The seven areas of learning and development are split into three prime areas and four specific areas. Firstly, children mostly develop the three prime areas first. These are:

  • Communication and language
  • Physical development
  • Personal, social and emotional development

Secondly, as children grow the prime areas will help them to develop skills in four specific areas. These are:

  • Literacy
  • Mathematics
  • Understanding the world
  • Expressive arts and design

Children’s activities are planned based on the areas of learning and development. To suit your child’s unique need, Early Years professionals teaching and supporting your child will make sure that the activities engage your child.

Traditionally completed on paper, Learning Journeys used printed pictures and sticky notes. Alternatively, digital learning journey providers like LearningBook are used to save time, as well as provide more accurate reporting and parental engagement. Schools, preschool, nurseries and other ealry years providers use LearningBook to record and track children’s development in line with the EYFS framework.

Compiled by early years practioners to document achievements through observations, above all learning journeys are used to monitor children’s progression. The learning journeys are key to share information with parents and complete assessments.

LearningBook provides a Parent Portal and Parent App to keep families informed of their child’s wellbeing, day-to-day activities and progression.

Find out more about the EYFS and how you can support your child with our free eGuide, here. In addition, check out these widely used resources on EYFS for parents:

Partnerships with parents

No one knows a child better than their parents, and harnessing a strong working relationship with those parents is key, especially in early years education.

Partnering with parents is key to being an Outstanding school or nursery: Parental involvement needs to be identified as highly valued by the school or nursery and should be promoted through parents’ involvement in the planning and assessment arrangements, regular review meetings, workshops and stay and play sessions.

A two-way flow of information

The key to building a good relationship is communication and that’s especially important when you’re dealing with something as fundamental as a child’s early years education. Gather examples of ways in which you enable a two-way flow of information with parents. Look at them and explore how these might be improved. Communication channels might include:

1. Send out a regular newsletter

Parents often have a lot of information to process. Keep it short and to the point with important dates highlighted. Can it be done more visually? Maybe try a video message or include lots of photos.

2. Face-to-face meetings

Do these take place at times that suit parents? Do parents feel that you have time for them; that you’re not rushing to get on to the next one?

3. Informal chats at drop off or collection times

Is there one member of staff available to talk to parents while others are settling in the children? Do you have information, photos or displays on what the children have been learning?

4. Surveys, forms and requests for evidence of home learning
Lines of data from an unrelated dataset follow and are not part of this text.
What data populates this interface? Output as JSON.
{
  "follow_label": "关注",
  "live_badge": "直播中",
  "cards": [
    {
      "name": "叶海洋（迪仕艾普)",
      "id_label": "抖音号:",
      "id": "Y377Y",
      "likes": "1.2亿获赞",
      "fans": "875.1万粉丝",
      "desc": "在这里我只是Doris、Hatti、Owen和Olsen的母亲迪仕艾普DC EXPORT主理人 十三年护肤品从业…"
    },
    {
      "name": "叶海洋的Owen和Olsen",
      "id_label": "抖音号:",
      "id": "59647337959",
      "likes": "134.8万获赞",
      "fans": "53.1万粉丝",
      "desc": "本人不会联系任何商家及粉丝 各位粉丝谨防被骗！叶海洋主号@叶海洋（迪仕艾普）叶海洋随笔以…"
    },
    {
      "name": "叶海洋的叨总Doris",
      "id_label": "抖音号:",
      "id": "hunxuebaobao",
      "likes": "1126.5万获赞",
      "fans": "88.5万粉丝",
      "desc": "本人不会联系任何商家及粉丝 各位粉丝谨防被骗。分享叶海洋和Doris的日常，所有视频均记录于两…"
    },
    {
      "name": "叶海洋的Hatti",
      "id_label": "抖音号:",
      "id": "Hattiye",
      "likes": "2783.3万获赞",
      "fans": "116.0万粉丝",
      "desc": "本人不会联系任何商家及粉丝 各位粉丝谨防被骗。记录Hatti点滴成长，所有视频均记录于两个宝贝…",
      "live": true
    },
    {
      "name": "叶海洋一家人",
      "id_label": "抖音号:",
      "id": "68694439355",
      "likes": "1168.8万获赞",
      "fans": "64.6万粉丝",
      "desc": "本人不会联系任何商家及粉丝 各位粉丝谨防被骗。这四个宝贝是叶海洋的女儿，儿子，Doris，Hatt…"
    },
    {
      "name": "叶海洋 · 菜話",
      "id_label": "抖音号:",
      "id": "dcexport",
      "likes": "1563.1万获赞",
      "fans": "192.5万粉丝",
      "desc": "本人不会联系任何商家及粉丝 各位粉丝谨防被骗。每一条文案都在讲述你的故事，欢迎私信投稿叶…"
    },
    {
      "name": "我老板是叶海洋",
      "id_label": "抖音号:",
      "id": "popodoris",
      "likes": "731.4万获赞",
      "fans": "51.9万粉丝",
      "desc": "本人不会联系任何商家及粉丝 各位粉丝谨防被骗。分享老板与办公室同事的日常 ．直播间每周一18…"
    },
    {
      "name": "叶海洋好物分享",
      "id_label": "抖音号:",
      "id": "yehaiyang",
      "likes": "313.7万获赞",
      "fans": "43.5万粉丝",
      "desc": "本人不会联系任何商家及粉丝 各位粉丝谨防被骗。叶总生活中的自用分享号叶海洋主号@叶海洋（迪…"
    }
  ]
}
Can these be made easier for parents? Can they be done online? Do you offer guidelines or examples on what you’re looking for, particularly when asking for home observations?

5. Reading records or home learning diaries

Do you offer examples of how to fill these in to get the information you need to support the learning and development of the children?